When I was in Sales and Marketing I learned to interact with people on a completely different level. Before, I always would say “I’m great with people,I can talk to anyone”. Until I actually had to deal with a different person every day. Cold calls taught me that there was a lot more to learn about people. I needed to understand how to impulse people.

First, I learned how to impulse people. If you’ve ever been in sales, you know what I mean. I quickly learned “the 4 factors of impulse.”

-Jones Effect

-Indifference

-Fear of loss

-Sense of Urgency

Jones Effect: People want what those around them have. ie, I was able to help Mary, next door, with the same problem. Or, John, down the street, loved them so much he bought 2 cases.
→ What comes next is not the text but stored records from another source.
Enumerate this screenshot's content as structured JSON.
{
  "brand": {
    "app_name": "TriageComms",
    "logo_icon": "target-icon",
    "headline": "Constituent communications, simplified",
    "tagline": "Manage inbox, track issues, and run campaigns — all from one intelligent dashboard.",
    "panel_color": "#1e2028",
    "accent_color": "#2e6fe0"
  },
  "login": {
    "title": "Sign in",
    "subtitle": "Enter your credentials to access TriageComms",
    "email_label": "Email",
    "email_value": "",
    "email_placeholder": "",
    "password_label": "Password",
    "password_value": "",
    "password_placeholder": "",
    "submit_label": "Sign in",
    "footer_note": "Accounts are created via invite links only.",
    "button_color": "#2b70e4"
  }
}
Indifference: Portraying indifference with the customer can allow you to relate to the customer and not look like a pushy salesman.

Fear Of Loss: This is where you convince a person that they need to act now.. It’s now or never.
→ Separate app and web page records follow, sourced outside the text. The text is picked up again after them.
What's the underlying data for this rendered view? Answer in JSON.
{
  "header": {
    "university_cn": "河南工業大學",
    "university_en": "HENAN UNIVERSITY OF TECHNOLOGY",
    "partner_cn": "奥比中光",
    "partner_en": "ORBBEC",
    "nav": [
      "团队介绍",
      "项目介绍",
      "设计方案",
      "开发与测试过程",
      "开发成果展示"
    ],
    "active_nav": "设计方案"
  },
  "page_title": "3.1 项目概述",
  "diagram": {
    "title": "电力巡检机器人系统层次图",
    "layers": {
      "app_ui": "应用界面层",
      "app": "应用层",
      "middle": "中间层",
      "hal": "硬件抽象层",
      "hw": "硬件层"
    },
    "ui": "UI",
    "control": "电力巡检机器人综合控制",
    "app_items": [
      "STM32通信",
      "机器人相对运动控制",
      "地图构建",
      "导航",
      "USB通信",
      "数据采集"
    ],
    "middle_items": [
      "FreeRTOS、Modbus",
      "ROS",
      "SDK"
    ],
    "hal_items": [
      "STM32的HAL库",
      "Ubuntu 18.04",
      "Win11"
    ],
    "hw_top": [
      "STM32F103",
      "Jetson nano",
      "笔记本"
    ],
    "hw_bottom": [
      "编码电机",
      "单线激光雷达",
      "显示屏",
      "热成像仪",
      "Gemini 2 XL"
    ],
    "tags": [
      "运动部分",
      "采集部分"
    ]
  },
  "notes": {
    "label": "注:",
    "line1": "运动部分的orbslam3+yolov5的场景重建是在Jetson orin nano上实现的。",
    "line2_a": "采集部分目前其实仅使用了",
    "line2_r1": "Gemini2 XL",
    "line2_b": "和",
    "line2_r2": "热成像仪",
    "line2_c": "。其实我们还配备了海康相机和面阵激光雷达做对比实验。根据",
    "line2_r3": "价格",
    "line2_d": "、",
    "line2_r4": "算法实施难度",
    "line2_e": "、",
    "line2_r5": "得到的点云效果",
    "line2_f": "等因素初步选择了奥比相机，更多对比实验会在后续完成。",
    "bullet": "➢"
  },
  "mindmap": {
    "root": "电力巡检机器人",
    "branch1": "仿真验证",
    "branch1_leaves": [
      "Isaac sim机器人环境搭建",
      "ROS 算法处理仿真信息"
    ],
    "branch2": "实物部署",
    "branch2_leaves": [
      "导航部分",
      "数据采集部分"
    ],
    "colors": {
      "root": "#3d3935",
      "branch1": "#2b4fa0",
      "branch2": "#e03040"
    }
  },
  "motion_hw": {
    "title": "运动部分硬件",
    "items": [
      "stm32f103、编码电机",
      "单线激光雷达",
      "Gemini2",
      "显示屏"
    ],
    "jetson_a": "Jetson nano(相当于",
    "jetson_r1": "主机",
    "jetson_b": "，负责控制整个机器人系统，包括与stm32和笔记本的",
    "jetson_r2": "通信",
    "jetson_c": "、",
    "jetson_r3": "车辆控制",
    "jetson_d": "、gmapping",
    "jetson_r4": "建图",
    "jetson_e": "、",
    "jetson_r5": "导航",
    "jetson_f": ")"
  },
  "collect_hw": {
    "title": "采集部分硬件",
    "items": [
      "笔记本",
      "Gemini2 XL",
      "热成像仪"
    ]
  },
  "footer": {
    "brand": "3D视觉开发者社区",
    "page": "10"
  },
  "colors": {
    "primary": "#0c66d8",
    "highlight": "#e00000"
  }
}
Sense Of Urgency: Have a sense of urgency when talking with a customer. ie. “I am here now and I can help you now”. Make it understood that you are here now and will not be tomorrow.
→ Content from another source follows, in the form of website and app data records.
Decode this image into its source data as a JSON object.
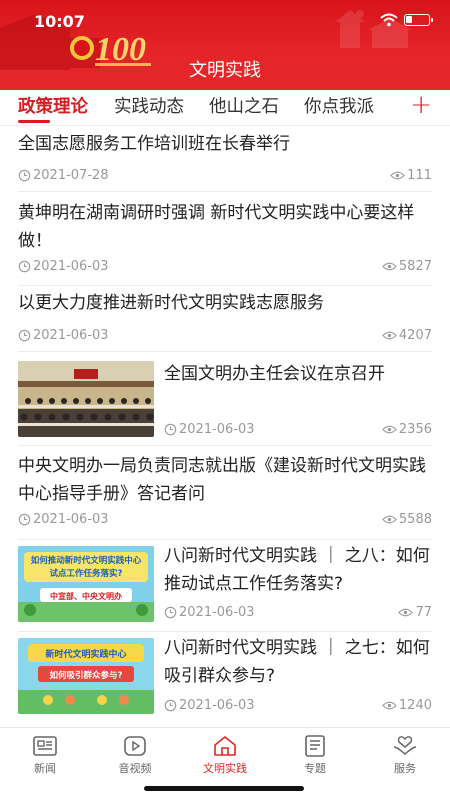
{
  "status_bar": {
    "time": "10:07"
  },
  "header": {
    "title": "文明实践"
  },
  "tabs": [
    {
      "label": "政策理论",
      "active": true
    },
    {
      "label": "实践动态",
      "active": false
    },
    {
      "label": "他山之石",
      "active": false
    },
    {
      "label": "你点我派",
      "active": false
    }
  ],
  "tab_add_label": "+",
  "news": [
    {
      "title": "全国志愿服务工作培训班在长春举行",
      "date": "2021-07-28",
      "views": "111"
    },
    {
      "title": "黄坤明在湖南调研时强调 新时代文明实践中心要这样做！",
      "date": "2021-06-03",
      "views": "5827"
    },
    {
      "title": "以更大力度推进新时代文明实践志愿服务",
      "date": "2021-06-03",
      "views": "4207"
    },
    {
      "title": "全国文明办主任会议在京召开",
      "date": "2021-06-03",
      "views": "2356",
      "thumb": "meeting-photo"
    },
    {
      "title": "中央文明办一局负责同志就出版《建设新时代文明实践中心指导手册》答记者问",
      "date": "2021-06-03",
      "views": "5588"
    },
    {
      "title": "八问新时代文明实践 ｜ 之八：如何推动试点工作任务落实?",
      "date": "2021-06-03",
      "views": "77",
      "thumb": "poster-8",
      "thumb_text": [
        "如何推动新时代文明实践中心",
        "试点工作任务落实?",
        "中宣部、中央文明办"
      ]
    },
    {
      "title": "八问新时代文明实践 ｜ 之七：如何吸引群众参与?",
      "date": "2021-06-03",
      "views": "1240",
      "thumb": "poster-7",
      "thumb_text": [
        "新时代文明实践中心",
        "如何吸引群众参与?"
      ]
    }
  ],
  "bottom_nav": [
    {
      "label": "新闻",
      "icon": "news-icon",
      "active": false
    },
    {
      "label": "音视频",
      "icon": "video-icon",
      "active": false
    },
    {
      "label": "文明实践",
      "icon": "home-icon",
      "active": true
    },
    {
      "label": "专题",
      "icon": "topic-icon",
      "active": false
    },
    {
      "label": "服务",
      "icon": "service-icon",
      "active": false
    }
  ],
  "colors": {
    "brand_red": "#d81c21",
    "nav_active": "#e0271f",
    "meta_gray": "#999999"
  }
}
Since my experience with sales and marketing, My online business has grown drastically. I’ve learned that a person has to be closed at the height of what is called “the Impulse Curve”. This simply means that while listening and further questioning a person about their needs and wants, you can start to impulse them. When you realize that your impulse factors are working, quickly close the deal. At this point silence is golden. Now,you put pen to paper.

The beauty of Impulsing is that it can be practiced in many situations in daily life. If you need people to do what you want, this is a good strategy to learn. Sometimes one of the impulse factors will be enough. Practicing and implementing all of them will keep you prepared with a strong arsenal.

Consider these impulse factors bullets,and only use them when needed. Don’t shoot all your ammo all at once! fire them off as needed.



Source by Phil Haro